Work item: Pull each line containing "dartz" from the data.

(Interface dataset entries)

----------

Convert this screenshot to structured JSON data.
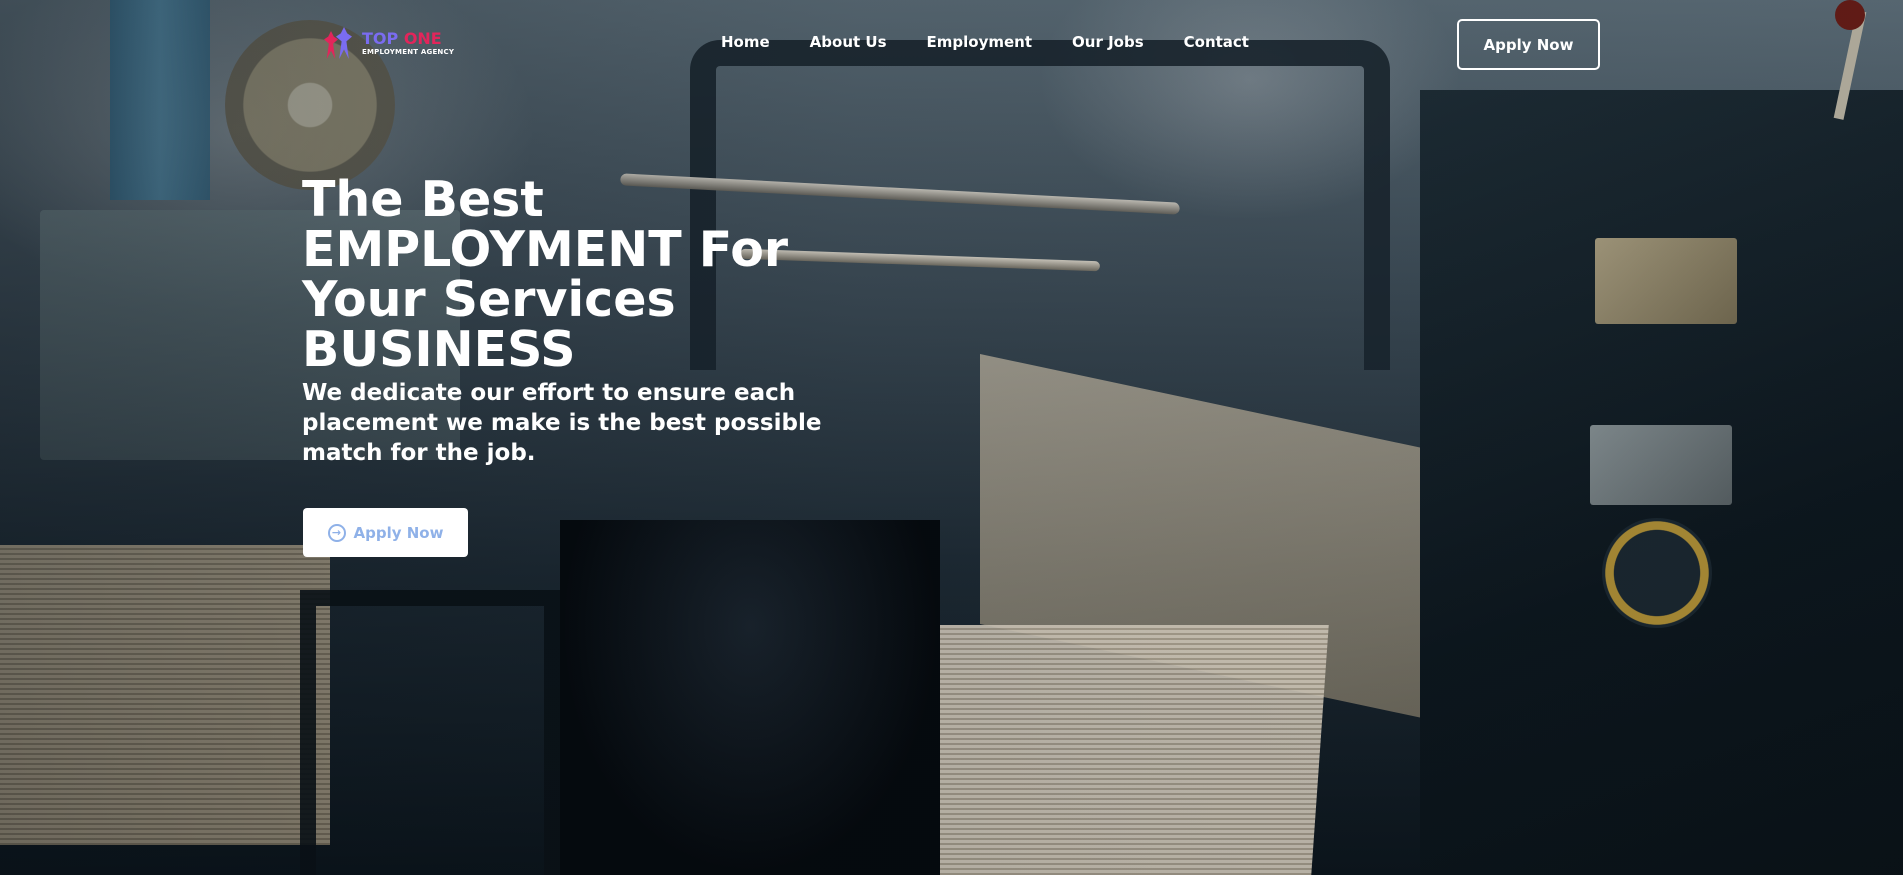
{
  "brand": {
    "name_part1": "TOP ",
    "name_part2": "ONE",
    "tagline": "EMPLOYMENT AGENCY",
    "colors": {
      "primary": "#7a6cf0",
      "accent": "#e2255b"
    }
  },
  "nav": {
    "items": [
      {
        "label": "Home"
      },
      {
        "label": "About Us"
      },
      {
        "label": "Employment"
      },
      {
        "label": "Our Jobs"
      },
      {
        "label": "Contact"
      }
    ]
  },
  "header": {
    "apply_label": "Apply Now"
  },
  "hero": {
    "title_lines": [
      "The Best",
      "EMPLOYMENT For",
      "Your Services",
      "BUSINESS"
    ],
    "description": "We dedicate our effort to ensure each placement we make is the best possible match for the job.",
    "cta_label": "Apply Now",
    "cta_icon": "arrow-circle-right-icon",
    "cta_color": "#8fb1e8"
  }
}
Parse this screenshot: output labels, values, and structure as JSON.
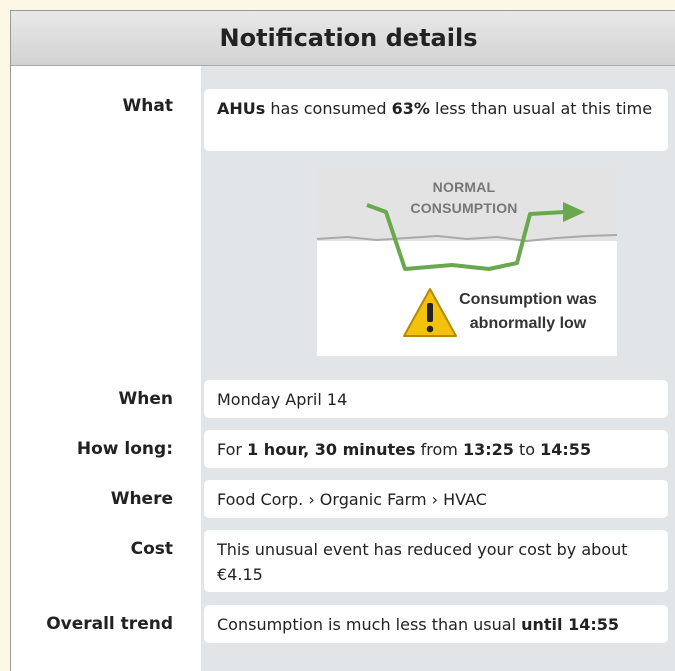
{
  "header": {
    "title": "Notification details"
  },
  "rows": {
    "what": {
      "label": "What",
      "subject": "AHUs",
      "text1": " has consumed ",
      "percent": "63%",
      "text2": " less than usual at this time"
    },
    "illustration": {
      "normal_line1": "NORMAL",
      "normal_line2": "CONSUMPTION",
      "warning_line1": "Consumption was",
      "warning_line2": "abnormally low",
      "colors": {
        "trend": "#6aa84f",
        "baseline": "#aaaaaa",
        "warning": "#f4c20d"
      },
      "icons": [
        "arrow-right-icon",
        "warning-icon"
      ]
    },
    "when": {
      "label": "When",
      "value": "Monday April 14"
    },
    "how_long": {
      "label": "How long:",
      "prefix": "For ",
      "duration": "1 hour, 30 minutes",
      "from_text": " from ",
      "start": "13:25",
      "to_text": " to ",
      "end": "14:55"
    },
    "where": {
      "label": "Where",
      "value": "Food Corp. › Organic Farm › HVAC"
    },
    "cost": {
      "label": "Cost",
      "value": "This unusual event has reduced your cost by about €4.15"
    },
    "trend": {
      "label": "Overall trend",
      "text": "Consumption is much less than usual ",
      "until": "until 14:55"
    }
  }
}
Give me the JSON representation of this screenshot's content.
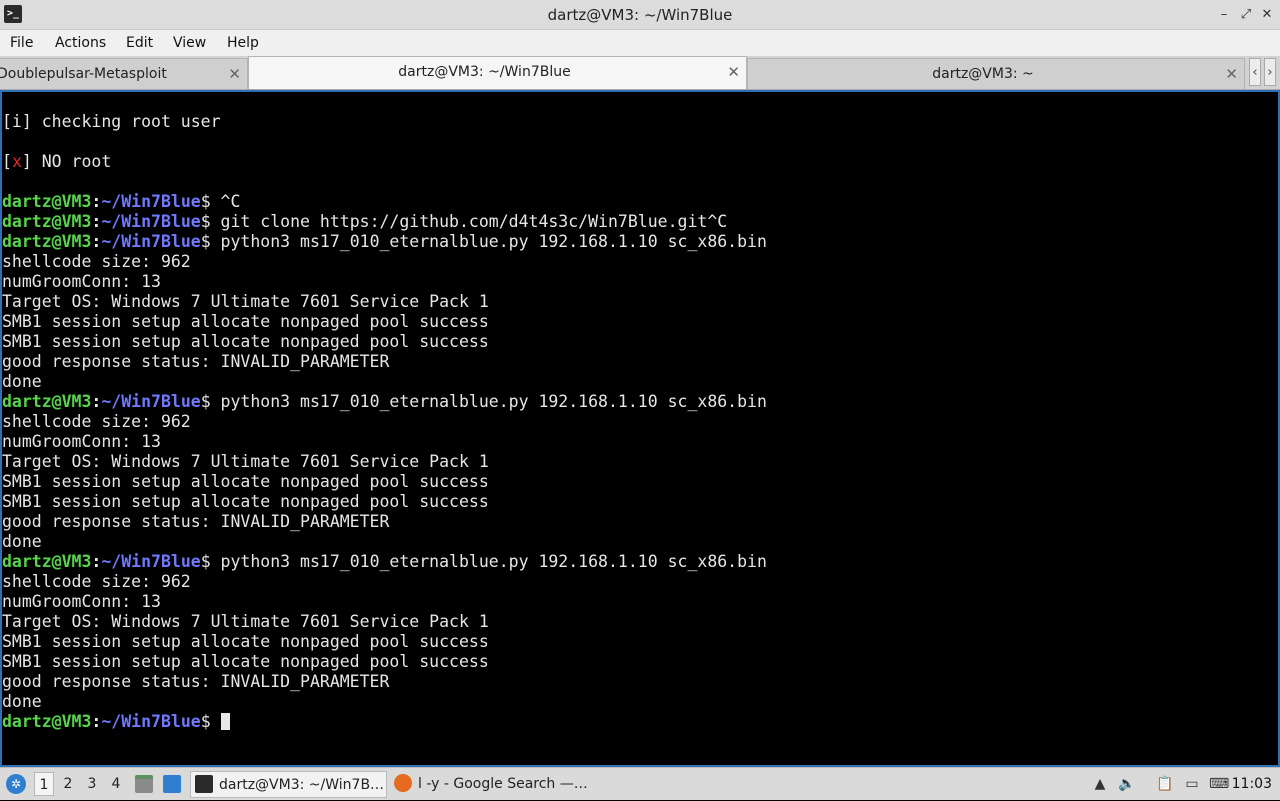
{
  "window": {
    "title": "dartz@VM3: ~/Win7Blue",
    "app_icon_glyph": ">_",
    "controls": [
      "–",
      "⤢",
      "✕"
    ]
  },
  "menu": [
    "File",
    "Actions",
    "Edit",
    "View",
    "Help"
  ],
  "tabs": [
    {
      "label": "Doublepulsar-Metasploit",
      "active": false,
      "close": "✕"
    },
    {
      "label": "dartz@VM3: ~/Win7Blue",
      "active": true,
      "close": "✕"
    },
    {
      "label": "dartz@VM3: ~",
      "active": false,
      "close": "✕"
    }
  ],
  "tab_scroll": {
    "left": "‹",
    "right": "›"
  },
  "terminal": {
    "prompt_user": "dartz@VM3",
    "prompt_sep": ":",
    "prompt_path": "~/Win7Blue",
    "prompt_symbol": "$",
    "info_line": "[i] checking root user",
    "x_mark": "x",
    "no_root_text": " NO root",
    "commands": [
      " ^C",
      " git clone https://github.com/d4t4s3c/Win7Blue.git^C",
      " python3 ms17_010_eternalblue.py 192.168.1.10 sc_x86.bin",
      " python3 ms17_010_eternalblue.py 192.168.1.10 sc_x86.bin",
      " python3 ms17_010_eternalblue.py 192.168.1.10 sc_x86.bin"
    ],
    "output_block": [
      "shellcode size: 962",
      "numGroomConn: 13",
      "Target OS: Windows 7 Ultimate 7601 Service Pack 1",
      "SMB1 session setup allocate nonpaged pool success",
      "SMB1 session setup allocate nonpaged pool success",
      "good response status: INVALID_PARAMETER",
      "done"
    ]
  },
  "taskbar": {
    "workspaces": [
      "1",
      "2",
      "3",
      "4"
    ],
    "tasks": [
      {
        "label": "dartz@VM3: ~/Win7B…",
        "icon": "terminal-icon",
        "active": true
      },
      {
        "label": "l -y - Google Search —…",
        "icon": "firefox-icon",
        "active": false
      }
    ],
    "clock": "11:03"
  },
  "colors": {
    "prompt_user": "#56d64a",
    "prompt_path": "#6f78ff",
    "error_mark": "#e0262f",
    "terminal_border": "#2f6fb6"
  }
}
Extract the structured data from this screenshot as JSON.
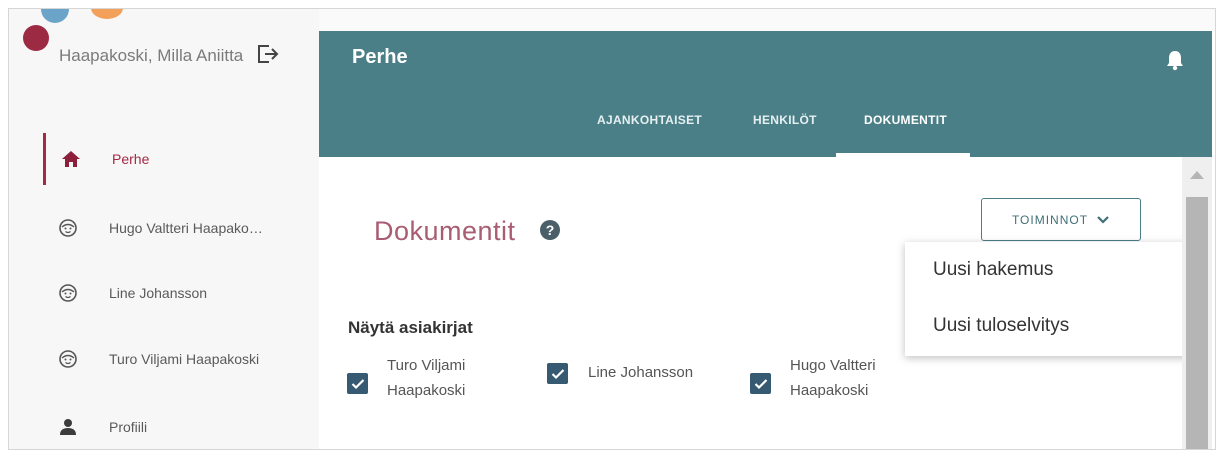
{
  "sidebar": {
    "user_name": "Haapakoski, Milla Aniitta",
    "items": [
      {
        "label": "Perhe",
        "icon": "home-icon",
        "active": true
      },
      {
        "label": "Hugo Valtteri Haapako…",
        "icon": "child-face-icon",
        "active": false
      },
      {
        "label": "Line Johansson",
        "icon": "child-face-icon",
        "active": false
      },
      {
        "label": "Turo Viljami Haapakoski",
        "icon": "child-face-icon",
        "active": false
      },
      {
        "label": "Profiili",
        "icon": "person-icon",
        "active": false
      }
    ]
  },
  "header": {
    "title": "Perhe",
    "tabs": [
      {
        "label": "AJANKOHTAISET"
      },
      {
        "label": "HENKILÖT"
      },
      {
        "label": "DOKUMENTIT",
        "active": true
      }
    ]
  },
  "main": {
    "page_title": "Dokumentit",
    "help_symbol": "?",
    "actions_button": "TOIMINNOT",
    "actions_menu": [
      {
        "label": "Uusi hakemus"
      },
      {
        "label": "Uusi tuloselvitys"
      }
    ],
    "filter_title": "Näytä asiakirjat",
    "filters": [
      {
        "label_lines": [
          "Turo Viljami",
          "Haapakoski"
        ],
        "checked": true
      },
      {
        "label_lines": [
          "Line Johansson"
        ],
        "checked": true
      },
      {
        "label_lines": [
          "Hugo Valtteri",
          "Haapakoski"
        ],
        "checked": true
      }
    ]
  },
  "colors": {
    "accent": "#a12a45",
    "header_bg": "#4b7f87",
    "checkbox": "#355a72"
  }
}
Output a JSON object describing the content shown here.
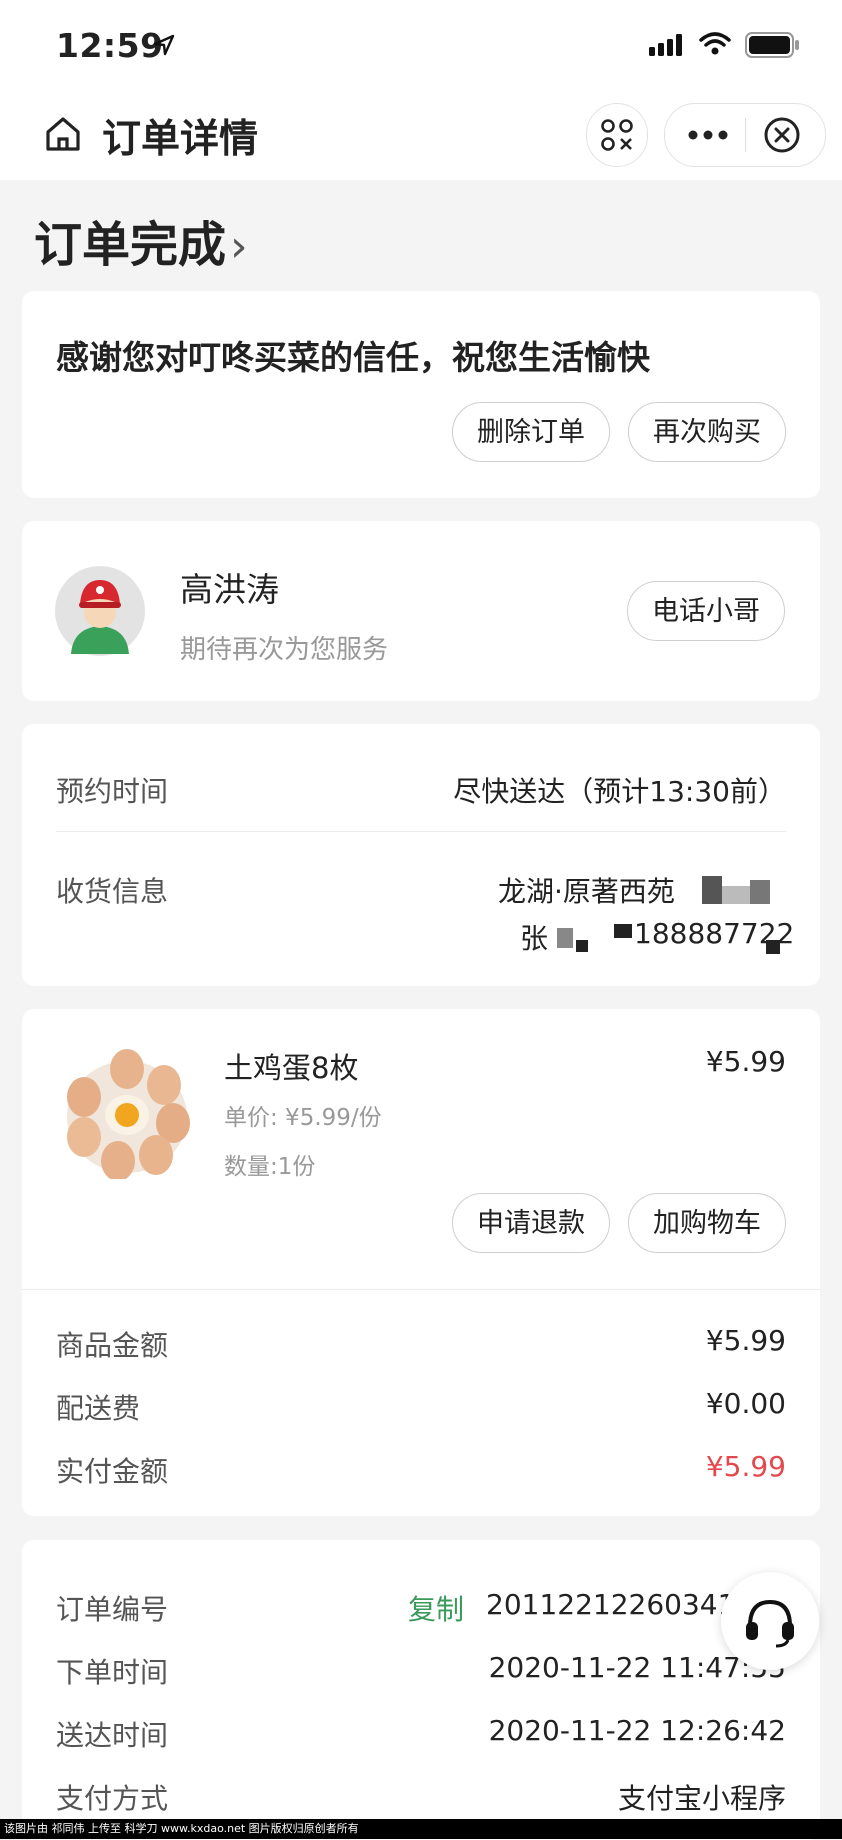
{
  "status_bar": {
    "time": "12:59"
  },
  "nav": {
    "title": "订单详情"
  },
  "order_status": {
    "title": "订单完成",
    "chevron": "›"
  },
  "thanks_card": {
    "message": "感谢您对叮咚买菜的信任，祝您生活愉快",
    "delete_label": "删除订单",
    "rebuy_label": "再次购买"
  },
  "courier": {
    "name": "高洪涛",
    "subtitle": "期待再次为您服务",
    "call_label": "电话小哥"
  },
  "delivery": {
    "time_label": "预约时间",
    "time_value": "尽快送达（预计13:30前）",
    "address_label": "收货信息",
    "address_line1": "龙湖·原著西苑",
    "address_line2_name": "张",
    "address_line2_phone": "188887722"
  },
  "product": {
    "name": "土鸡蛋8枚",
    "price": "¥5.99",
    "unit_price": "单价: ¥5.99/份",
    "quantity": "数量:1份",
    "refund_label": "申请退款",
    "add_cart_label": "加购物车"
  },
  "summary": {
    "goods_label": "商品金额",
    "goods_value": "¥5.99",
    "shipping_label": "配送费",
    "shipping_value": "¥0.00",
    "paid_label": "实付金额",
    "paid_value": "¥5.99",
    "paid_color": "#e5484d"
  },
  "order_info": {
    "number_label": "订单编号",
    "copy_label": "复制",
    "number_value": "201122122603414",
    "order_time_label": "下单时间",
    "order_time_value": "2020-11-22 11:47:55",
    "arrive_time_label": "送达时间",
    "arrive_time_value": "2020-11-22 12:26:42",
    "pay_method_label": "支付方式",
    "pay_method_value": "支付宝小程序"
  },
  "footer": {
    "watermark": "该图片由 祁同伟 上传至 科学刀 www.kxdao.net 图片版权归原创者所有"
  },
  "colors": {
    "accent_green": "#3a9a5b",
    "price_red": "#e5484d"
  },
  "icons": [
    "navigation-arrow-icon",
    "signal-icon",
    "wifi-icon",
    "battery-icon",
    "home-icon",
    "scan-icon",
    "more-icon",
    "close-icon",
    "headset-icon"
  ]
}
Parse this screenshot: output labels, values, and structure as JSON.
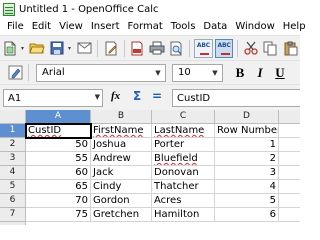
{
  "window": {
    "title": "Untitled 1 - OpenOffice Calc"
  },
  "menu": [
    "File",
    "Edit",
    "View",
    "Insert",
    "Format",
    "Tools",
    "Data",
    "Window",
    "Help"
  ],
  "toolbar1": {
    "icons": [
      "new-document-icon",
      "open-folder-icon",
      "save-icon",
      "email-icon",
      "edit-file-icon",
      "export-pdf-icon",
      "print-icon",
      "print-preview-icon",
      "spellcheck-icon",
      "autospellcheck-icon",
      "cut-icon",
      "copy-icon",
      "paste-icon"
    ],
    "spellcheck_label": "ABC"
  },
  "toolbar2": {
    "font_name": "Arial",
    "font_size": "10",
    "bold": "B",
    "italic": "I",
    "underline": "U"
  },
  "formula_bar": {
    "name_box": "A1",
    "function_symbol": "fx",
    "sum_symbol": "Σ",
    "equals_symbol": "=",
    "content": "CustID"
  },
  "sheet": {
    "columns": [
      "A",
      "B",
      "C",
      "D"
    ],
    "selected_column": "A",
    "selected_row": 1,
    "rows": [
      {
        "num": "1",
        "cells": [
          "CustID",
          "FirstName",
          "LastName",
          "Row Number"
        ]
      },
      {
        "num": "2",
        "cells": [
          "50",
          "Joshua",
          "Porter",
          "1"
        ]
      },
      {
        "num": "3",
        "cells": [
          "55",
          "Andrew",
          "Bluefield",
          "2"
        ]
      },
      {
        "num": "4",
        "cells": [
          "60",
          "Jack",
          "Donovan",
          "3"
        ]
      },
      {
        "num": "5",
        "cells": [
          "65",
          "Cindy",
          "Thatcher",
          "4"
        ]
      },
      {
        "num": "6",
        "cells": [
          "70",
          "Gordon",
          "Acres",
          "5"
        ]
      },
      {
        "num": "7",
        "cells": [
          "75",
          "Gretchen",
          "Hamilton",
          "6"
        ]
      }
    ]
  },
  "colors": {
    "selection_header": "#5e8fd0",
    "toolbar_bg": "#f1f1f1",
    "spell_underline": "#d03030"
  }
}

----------

Answer section:
    "title": "dartz@VM3: ~/Win7Blue",
      "label": "dartz@VM3: ~/Win7Blue",
      "label": "dartz@VM3: ~",
    "prompt_user": "dartz@VM3",
        "label": "dartz@VM3: ~/Win7B…",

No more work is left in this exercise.